> Extracted records
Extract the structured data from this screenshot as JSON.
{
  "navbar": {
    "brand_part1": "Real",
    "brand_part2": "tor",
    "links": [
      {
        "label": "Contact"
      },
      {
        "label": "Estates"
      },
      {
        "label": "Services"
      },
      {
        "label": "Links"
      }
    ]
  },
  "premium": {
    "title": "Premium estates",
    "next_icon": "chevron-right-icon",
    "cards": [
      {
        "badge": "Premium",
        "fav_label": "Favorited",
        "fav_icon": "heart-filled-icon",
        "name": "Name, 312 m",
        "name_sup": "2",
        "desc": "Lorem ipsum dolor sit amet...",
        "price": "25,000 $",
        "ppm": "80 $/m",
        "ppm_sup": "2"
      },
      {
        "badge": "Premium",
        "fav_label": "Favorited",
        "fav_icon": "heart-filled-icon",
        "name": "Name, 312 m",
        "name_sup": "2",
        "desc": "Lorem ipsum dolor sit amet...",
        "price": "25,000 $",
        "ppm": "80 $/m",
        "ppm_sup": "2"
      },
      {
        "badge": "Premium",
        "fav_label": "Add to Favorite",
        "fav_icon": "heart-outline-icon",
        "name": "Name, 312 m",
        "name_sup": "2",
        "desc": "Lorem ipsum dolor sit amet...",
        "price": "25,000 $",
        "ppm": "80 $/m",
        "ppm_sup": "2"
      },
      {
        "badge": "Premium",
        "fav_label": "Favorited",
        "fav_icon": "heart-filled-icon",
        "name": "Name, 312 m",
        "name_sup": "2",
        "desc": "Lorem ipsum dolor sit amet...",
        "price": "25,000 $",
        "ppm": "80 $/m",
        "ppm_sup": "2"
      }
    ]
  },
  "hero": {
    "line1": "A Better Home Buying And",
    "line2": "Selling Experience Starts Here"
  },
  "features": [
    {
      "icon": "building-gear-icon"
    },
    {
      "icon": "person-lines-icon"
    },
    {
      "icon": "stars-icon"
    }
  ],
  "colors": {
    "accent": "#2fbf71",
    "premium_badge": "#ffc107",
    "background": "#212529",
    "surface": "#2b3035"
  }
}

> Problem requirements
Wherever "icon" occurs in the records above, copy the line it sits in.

> Task answer
    "next_icon": "chevron-right-icon",
        "fav_icon": "heart-filled-icon",
        "fav_icon": "heart-filled-icon",
        "fav_icon": "heart-outline-icon",
        "fav_icon": "heart-filled-icon",
      "icon": "building-gear-icon"
      "icon": "person-lines-icon"
      "icon": "stars-icon"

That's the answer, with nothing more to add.